==== DATA ====

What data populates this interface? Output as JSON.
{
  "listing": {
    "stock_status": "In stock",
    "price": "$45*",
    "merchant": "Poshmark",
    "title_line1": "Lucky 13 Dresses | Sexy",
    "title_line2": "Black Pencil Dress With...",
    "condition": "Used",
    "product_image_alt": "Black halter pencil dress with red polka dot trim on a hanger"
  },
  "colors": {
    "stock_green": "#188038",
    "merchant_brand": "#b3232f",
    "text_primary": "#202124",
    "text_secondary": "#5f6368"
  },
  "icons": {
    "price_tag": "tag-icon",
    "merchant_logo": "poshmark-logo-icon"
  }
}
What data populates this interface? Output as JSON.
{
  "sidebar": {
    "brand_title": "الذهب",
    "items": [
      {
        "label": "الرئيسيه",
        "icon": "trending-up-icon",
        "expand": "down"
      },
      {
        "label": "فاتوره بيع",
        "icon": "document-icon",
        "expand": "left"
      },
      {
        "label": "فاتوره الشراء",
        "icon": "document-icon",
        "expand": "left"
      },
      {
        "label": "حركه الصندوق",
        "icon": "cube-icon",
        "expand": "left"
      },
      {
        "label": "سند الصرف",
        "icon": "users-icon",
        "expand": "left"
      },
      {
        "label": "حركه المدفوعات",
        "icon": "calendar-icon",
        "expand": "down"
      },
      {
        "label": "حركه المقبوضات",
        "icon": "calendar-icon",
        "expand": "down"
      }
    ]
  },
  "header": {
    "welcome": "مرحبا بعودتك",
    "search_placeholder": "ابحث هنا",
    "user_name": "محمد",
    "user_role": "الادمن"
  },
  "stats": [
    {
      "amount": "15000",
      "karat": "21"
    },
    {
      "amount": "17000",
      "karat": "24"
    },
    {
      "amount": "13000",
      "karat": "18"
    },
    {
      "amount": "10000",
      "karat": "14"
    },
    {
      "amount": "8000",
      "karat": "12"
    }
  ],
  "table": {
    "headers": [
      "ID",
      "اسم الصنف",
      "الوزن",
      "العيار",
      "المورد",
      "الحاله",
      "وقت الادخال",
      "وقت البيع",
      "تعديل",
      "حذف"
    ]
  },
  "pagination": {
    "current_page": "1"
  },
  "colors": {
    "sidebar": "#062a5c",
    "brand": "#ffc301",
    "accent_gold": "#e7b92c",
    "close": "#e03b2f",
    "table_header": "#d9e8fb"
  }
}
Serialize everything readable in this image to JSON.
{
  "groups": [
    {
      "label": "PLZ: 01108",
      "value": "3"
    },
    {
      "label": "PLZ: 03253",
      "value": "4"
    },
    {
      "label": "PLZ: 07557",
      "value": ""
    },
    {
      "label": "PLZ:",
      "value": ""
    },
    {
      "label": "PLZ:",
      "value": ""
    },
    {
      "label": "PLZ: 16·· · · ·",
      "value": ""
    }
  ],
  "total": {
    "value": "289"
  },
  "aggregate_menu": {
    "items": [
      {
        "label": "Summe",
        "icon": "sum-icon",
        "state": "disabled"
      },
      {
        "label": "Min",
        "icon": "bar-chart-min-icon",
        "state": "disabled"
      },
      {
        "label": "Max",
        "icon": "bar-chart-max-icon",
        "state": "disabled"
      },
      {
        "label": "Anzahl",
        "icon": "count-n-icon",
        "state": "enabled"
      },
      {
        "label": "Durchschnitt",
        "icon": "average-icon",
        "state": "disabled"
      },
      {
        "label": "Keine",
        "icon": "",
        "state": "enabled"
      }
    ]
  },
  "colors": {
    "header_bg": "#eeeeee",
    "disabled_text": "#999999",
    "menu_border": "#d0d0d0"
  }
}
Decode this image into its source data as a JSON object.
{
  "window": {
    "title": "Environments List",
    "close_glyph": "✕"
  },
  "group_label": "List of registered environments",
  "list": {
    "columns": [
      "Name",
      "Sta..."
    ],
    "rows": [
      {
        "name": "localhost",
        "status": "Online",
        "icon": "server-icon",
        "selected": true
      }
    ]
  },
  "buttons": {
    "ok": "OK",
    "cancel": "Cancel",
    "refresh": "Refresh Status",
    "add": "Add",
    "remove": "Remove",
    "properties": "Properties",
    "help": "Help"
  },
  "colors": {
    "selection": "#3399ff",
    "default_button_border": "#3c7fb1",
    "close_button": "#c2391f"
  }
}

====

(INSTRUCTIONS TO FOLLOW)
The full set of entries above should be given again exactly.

(TASK RESULT)
What data populates this interface? Output as JSON.
{
  "listing": {
    "stock_status": "In stock",
    "price": "$45*",
    "merchant": "Poshmark",
    "title_line1": "Lucky 13 Dresses | Sexy",
    "title_line2": "Black Pencil Dress With...",
    "condition": "Used",
    "product_image_alt": "Black halter pencil dress with red polka dot trim on a hanger"
  },
  "colors": {
    "stock_green": "#188038",
    "merchant_brand": "#b3232f",
    "text_primary": "#202124",
    "text_secondary": "#5f6368"
  },
  "icons": {
    "price_tag": "tag-icon",
    "merchant_logo": "poshmark-logo-icon"
  }
}
What data populates this interface? Output as JSON.
{
  "sidebar": {
    "brand_title": "الذهب",
    "items": [
      {
        "label": "الرئيسيه",
        "icon": "trending-up-icon",
        "expand": "down"
      },
      {
        "label": "فاتوره بيع",
        "icon": "document-icon",
        "expand": "left"
      },
      {
        "label": "فاتوره الشراء",
        "icon": "document-icon",
        "expand": "left"
      },
      {
        "label": "حركه الصندوق",
        "icon": "cube-icon",
        "expand": "left"
      },
      {
        "label": "سند الصرف",
        "icon": "users-icon",
        "expand": "left"
      },
      {
        "label": "حركه المدفوعات",
        "icon": "calendar-icon",
        "expand": "down"
      },
      {
        "label": "حركه المقبوضات",
        "icon": "calendar-icon",
        "expand": "down"
      }
    ]
  },
  "header": {
    "welcome": "مرحبا بعودتك",
    "search_placeholder": "ابحث هنا",
    "user_name": "محمد",
    "user_role": "الادمن"
  },
  "stats": [
    {
      "amount": "15000",
      "karat": "21"
    },
    {
      "amount": "17000",
      "karat": "24"
    },
    {
      "amount": "13000",
      "karat": "18"
    },
    {
      "amount": "10000",
      "karat": "14"
    },
    {
      "amount": "8000",
      "karat": "12"
    }
  ],
  "table": {
    "headers": [
      "ID",
      "اسم الصنف",
      "الوزن",
      "العيار",
      "المورد",
      "الحاله",
      "وقت الادخال",
      "وقت البيع",
      "تعديل",
      "حذف"
    ]
  },
  "pagination": {
    "current_page": "1"
  },
  "colors": {
    "sidebar": "#062a5c",
    "brand": "#ffc301",
    "accent_gold": "#e7b92c",
    "close": "#e03b2f",
    "table_header": "#d9e8fb"
  }
}
Serialize everything readable in this image to JSON.
{
  "groups": [
    {
      "label": "PLZ: 01108",
      "value": "3"
    },
    {
      "label": "PLZ: 03253",
      "value": "4"
    },
    {
      "label": "PLZ: 07557",
      "value": ""
    },
    {
      "label": "PLZ:",
      "value": ""
    },
    {
      "label": "PLZ:",
      "value": ""
    },
    {
      "label": "PLZ: 16·· · · ·",
      "value": ""
    }
  ],
  "total": {
    "value": "289"
  },
  "aggregate_menu": {
    "items": [
      {
        "label": "Summe",
        "icon": "sum-icon",
        "state": "disabled"
      },
      {
        "label": "Min",
        "icon": "bar-chart-min-icon",
        "state": "disabled"
      },
      {
        "label": "Max",
        "icon": "bar-chart-max-icon",
        "state": "disabled"
      },
      {
        "label": "Anzahl",
        "icon": "count-n-icon",
        "state": "enabled"
      },
      {
        "label": "Durchschnitt",
        "icon": "average-icon",
        "state": "disabled"
      },
      {
        "label": "Keine",
        "icon": "",
        "state": "enabled"
      }
    ]
  },
  "colors": {
    "header_bg": "#eeeeee",
    "disabled_text": "#999999",
    "menu_border": "#d0d0d0"
  }
}
Decode this image into its source data as a JSON object.
{
  "window": {
    "title": "Environments List",
    "close_glyph": "✕"
  },
  "group_label": "List of registered environments",
  "list": {
    "columns": [
      "Name",
      "Sta..."
    ],
    "rows": [
      {
        "name": "localhost",
        "status": "Online",
        "icon": "server-icon",
        "selected": true
      }
    ]
  },
  "buttons": {
    "ok": "OK",
    "cancel": "Cancel",
    "refresh": "Refresh Status",
    "add": "Add",
    "remove": "Remove",
    "properties": "Properties",
    "help": "Help"
  },
  "colors": {
    "selection": "#3399ff",
    "default_button_border": "#3c7fb1",
    "close_button": "#c2391f"
  }
}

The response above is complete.